Scrapbooking with Anne-Marie
Gloria Bastos is joined by Anne-Marie Steyn of Scrap-a-doodles and she’ll be showing us how to revive normal decorative items. First, show how to transfer photo’s onto wooden surfaces and then later show how to stencil beautiful designs on glass and ceramics.
Anne-Marie Steyn 010 286 0010
Painting On Glass & Ceramics
- A cloth and some earbuds
- Bowl of water
- Ceramic dinner or cake plate
- A craft or teflon mat
- Rubbing alcohol
- Martha Stewart tape
- Foam pouncer
- Martha Stewart Adhesive stencil (Silkscreens & paper) designs
- Black and red Martha Stewart glass paint
- Step 1: Wash your hands thoroughly and dry completely, clean the plate with rubbing alcohol to remove any grease from the surface.
- Step 2: Before removing the backing from the stencil, decide where you want to apply the stencil. Once you have decided remove the backing and press the design onto the plate and rub hard to remove any bubbles or creases.
- Step 3: To prevent paint going over edges of design, you can use the Martha Stewart tape. Squeeze the paint out onto the craft mat. Load the foam pouncer with paint. (You can also use the squeegee if working on a flat surface eg: mirror, plate etc.)
- Step 4: Now dab the paint over stencil onto plate. Give it one thin layer and then a second layer to make sure it is covered properly. Avoid overloading the stencil surface, as too much paint can cause the colour to seep under the edges of the stencil. If you accidentally apply too much paint, you can use a small squeegee to gently remove the excess and smooth the surface.
- Step 5: Peel the stencil off carefully while the paint is still wet. Colours and different kinds of Martha Stewart paints can be overlapped. Place new design onto plate and add the second colour following same procedure as above. If you accidently go over the edges, remove the still wet paint with a wet earbud or glass scraper.
- Step 6: Peel the stencil off carefully while the paint is still wet and clean your stencil immediately. Let it dry before returning it to the backing.
- Step 7: Now the design needs to cure, there two methods you can use. Once it’s cured your item is ready to use
- Air Dry Method: Paint is permanent after air drying 21 days. It will then be dishwasher top-shelf safe.

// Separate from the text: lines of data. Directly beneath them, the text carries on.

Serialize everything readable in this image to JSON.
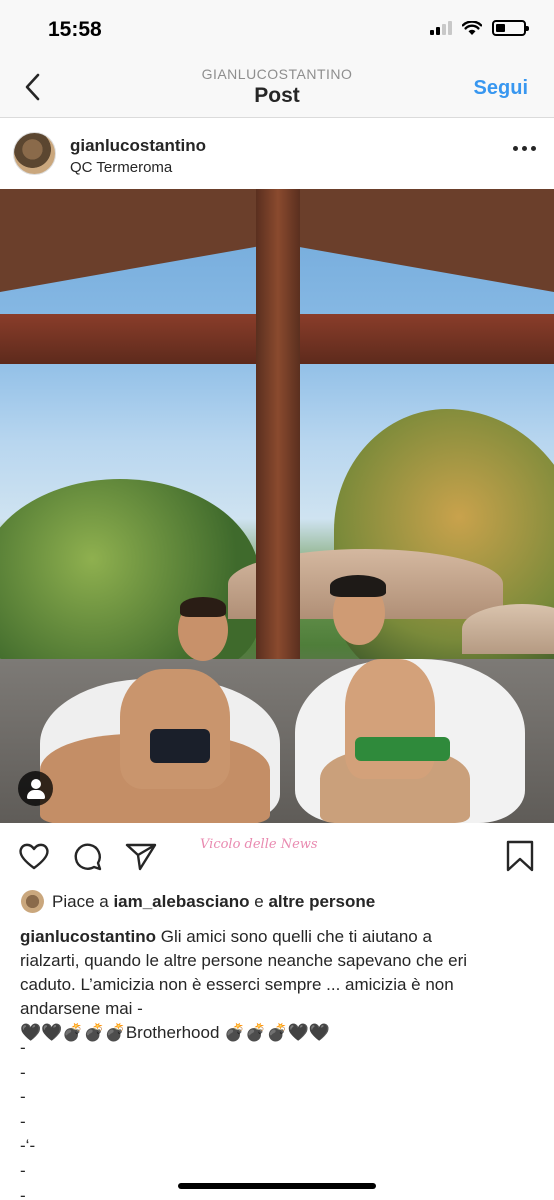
{
  "status": {
    "time": "15:58",
    "battery_level": 0.35
  },
  "nav": {
    "subtitle": "GIANLUCOSTANTINO",
    "title": "Post",
    "follow_label": "Segui",
    "back_icon": "chevron-left-icon"
  },
  "post": {
    "username": "gianlucostantino",
    "location": "QC Termeroma",
    "more_icon": "ellipsis-icon"
  },
  "actions": {
    "like_icon": "heart-icon",
    "comment_icon": "comment-icon",
    "share_icon": "paper-plane-icon",
    "save_icon": "bookmark-icon",
    "watermark_text": "Vicolo delle News"
  },
  "likes": {
    "prefix": "Piace a",
    "user": "iam_alebasciano",
    "joiner": "e",
    "others": "altre persone"
  },
  "caption": {
    "user": "gianlucostantino",
    "line1": " Gli amici sono quelli che ti aiutano a",
    "line2": "rialzarti, quando le altre persone neanche sapevano che eri",
    "line3": "caduto. L’amicizia non è esserci sempre ... amicizia è non",
    "line4": "andarsene mai -",
    "line5": "🖤🖤💣💣💣Brotherhood 💣💣💣🖤🖤",
    "dashes": [
      "-",
      "-",
      "-",
      "-",
      "-‘-",
      "-",
      "-"
    ]
  },
  "colors": {
    "link": "#3897f0",
    "text": "#262626",
    "muted": "#8e8e8e"
  }
}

- Bake method: This will speed up curing. Let project air dry 1 hour, place in cool oven. Set temperature to 180 degrees. Once oven reaches 180 degrees, bake for 30 minutes (glass must heat and cool off gradually to avoid shattering). After 30 minutes, turn oven off. Let glass cool completely in oven, 3 – 4 hours. Wait 72 hours before using. NOTE: DO NOT OVEN-CURE THE FINE GLITTER FINISH. AIR-CURE ONLY!!!
- Raw wooden cube

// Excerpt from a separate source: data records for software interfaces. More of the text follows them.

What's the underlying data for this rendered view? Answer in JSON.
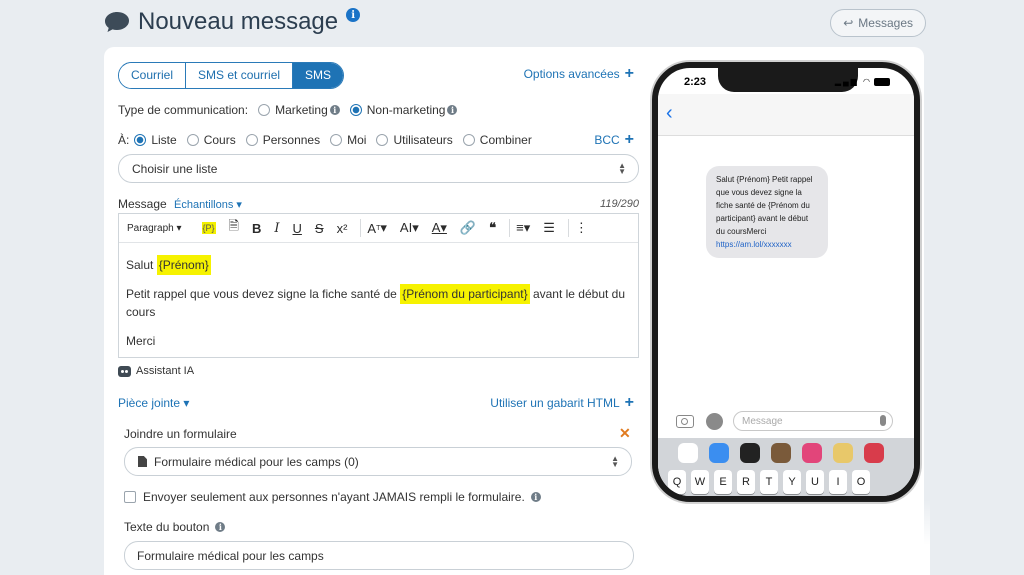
{
  "header": {
    "title": "Nouveau message",
    "info_icon": "i",
    "messages_button": "Messages"
  },
  "tabs": [
    {
      "label": "Courriel",
      "active": false
    },
    {
      "label": "SMS et courriel",
      "active": false
    },
    {
      "label": "SMS",
      "active": true
    }
  ],
  "advanced_options": "Options avancées",
  "communication": {
    "label": "Type de communication:",
    "options": [
      {
        "label": "Marketing",
        "selected": false
      },
      {
        "label": "Non-marketing",
        "selected": true
      }
    ]
  },
  "recipients": {
    "label": "À:",
    "options": [
      {
        "label": "Liste",
        "selected": true
      },
      {
        "label": "Cours",
        "selected": false
      },
      {
        "label": "Personnes",
        "selected": false
      },
      {
        "label": "Moi",
        "selected": false
      },
      {
        "label": "Utilisateurs",
        "selected": false
      },
      {
        "label": "Combiner",
        "selected": false
      }
    ],
    "bcc": "BCC"
  },
  "list_select": {
    "value": "Choisir une liste"
  },
  "message": {
    "label": "Message",
    "samples": "Échantillons",
    "counter": "119/290"
  },
  "toolbar": {
    "paragraph": "Paragraph",
    "placeholder_tag": "{P}"
  },
  "editor": {
    "line1_prefix": "Salut ",
    "line1_tag": "{Prénom}",
    "line2_prefix": "Petit rappel que vous devez signe la fiche santé de ",
    "line2_tag": "{Prénom du participant}",
    "line2_suffix": " avant le début du cours",
    "line3": "Merci"
  },
  "assistant": "Assistant IA",
  "attachment": {
    "label": "Pièce jointe",
    "html_template": "Utiliser un gabarit HTML",
    "join_form_label": "Joindre un formulaire",
    "form_select": "Formulaire médical pour les camps (0)",
    "only_never_filled": "Envoyer seulement aux personnes n'ayant JAMAIS rempli le formulaire.",
    "button_text_label": "Texte du bouton",
    "button_text_value": "Formulaire médical pour les camps"
  },
  "phone": {
    "time": "2:23",
    "bubble_text": "Salut {Prénom} Petit rappel que vous devez signe la fiche santé de {Prénom du participant} avant le début du coursMerci",
    "bubble_link": "https://am.lol/xxxxxxx",
    "compose_placeholder": "Message",
    "keys": [
      "Q",
      "W",
      "E",
      "R",
      "T",
      "Y",
      "U",
      "I",
      "O"
    ]
  },
  "colors": {
    "accent": "#1e73b5",
    "highlight": "#f6f200",
    "remove": "#e07a1f"
  }
}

- White acrylic paint
- Foam paint brushes, scissors, wax paper, spatula, sandpaper and sponge
- A photocopy of the picture you want to use on regular paper
- Martha Stewart transfer medium/gel.
- Scrapbooking inks
Note: this technique can be used to transfer images onto glass and fabric by following the same steps and using the specially-formulated Phototransfer finishes from Martha Stewart Crafts Decoupage. Transfers last longer than paper photographs, so this decoration can remain a fixture for years.
- Step 1: Paint the wooden cube with white acrylic paint and let it dry completely.
- Step 2: Lay your picture down on the cube and see if you need to trim any excess, it must fit perfectly and preferably not overlap the sides.
- Step 3: Lay image face up on a sheet of wax paper. Using a foam brush, apply a smooth even generous layer of transfer medium/gel. Make sure there are no ridges or bubbles. Let it dry for 24 hours.
- Step 4: Using a damp sponge, gently start to rub off the paper backing in a circular motion. The transferred image will remain as the paper comes off. Repeat this process until you no longer see paper fibers.
- Step 5: Starting on one side of the cube, apply gel and lay your picture face down on that side (the white side of the paper should face you). Apply light pressure with a spatula to squeeze out excess gel, Let it dry.
- Step 6: Repeat step 5 with the other sides of the cube until all the sides are covered. Allow the cube to dry, when the cube is dry you can ink the edges or even sand them lightly.